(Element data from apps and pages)
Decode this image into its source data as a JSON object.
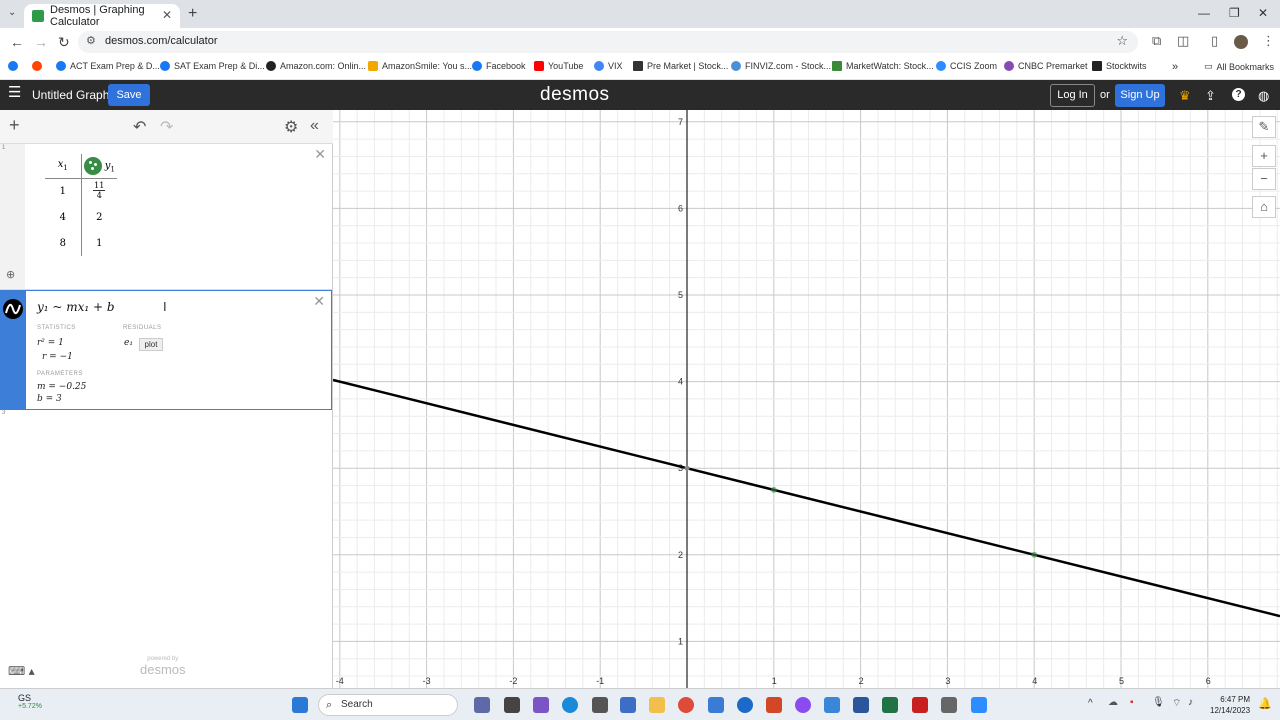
{
  "browser": {
    "tab_title": "Desmos | Graphing Calculator",
    "url": "desmos.com/calculator",
    "bookmarks": [
      "ACT Exam Prep & D...",
      "SAT Exam Prep & Di...",
      "Amazon.com: Onlin...",
      "AmazonSmile: You s...",
      "Facebook",
      "YouTube",
      "VIX",
      "Pre Market | Stock...",
      "FINVIZ.com - Stock...",
      "MarketWatch: Stock...",
      "CCIS Zoom",
      "CNBC Premarket",
      "Stocktwits"
    ],
    "all_bookmarks": "All Bookmarks"
  },
  "header": {
    "graph_title": "Untitled Graph",
    "save_label": "Save",
    "logo": "desmos",
    "login_label": "Log In",
    "or_text": "or",
    "signup_label": "Sign Up"
  },
  "expressions": {
    "table": {
      "col_x": "x",
      "col_x_sub": "1",
      "col_y": "y",
      "col_y_sub": "1",
      "rows": [
        {
          "x": "1",
          "y_num": "11",
          "y_den": "4"
        },
        {
          "x": "4",
          "y": "2"
        },
        {
          "x": "8",
          "y": "1"
        }
      ]
    },
    "regression": {
      "formula": "y₁ ~ mx₁ + b",
      "statistics_label": "STATISTICS",
      "residuals_label": "RESIDUALS",
      "r2": "r² = 1",
      "r": "r = −1",
      "residual_var": "e₁",
      "plot_label": "plot",
      "parameters_label": "PARAMETERS",
      "m": "m = −0.25",
      "b": "b = 3"
    },
    "powered_by": "powered by",
    "powered_logo": "desmos"
  },
  "graph": {
    "x_ticks": [
      "-4",
      "-3",
      "-2",
      "-1",
      "1",
      "2",
      "3",
      "4",
      "5",
      "6"
    ],
    "y_ticks": [
      "1",
      "2",
      "3",
      "4",
      "5",
      "6",
      "7"
    ],
    "line": {
      "m": -0.25,
      "b": 3
    },
    "points": [
      {
        "x": 1,
        "y": 2.75
      },
      {
        "x": 4,
        "y": 2
      },
      {
        "x": 8,
        "y": 1
      }
    ]
  },
  "taskbar": {
    "ticker": "GS",
    "change": "+5.72%",
    "search_placeholder": "Search",
    "time": "6:47 PM",
    "date": "12/14/2023"
  }
}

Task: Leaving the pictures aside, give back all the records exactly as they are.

Expected answer:
Decode this image into its source data as a JSON object.
{
  "browser": {
    "tab_title": "Desmos | Graphing Calculator",
    "url": "desmos.com/calculator",
    "bookmarks": [
      "ACT Exam Prep & D...",
      "SAT Exam Prep & Di...",
      "Amazon.com: Onlin...",
      "AmazonSmile: You s...",
      "Facebook",
      "YouTube",
      "VIX",
      "Pre Market | Stock...",
      "FINVIZ.com - Stock...",
      "MarketWatch: Stock...",
      "CCIS Zoom",
      "CNBC Premarket",
      "Stocktwits"
    ],
    "all_bookmarks": "All Bookmarks"
  },
  "header": {
    "graph_title": "Untitled Graph",
    "save_label": "Save",
    "logo": "desmos",
    "login_label": "Log In",
    "or_text": "or",
    "signup_label": "Sign Up"
  },
  "expressions": {
    "table": {
      "col_x": "x",
      "col_x_sub": "1",
      "col_y": "y",
      "col_y_sub": "1",
      "rows": [
        {
          "x": "1",
          "y_num": "11",
          "y_den": "4"
        },
        {
          "x": "4",
          "y": "2"
        },
        {
          "x": "8",
          "y": "1"
        }
      ]
    },
    "regression": {
      "formula": "y₁ ~ mx₁ + b",
      "statistics_label": "STATISTICS",
      "residuals_label": "RESIDUALS",
      "r2": "r² = 1",
      "r": "r = −1",
      "residual_var": "e₁",
      "plot_label": "plot",
      "parameters_label": "PARAMETERS",
      "m": "m = −0.25",
      "b": "b = 3"
    },
    "powered_by": "powered by",
    "powered_logo": "desmos"
  },
  "graph": {
    "x_ticks": [
      "-4",
      "-3",
      "-2",
      "-1",
      "1",
      "2",
      "3",
      "4",
      "5",
      "6"
    ],
    "y_ticks": [
      "1",
      "2",
      "3",
      "4",
      "5",
      "6",
      "7"
    ],
    "line": {
      "m": -0.25,
      "b": 3
    },
    "points": [
      {
        "x": 1,
        "y": 2.75
      },
      {
        "x": 4,
        "y": 2
      },
      {
        "x": 8,
        "y": 1
      }
    ]
  },
  "taskbar": {
    "ticker": "GS",
    "change": "+5.72%",
    "search_placeholder": "Search",
    "time": "6:47 PM",
    "date": "12/14/2023"
  }
}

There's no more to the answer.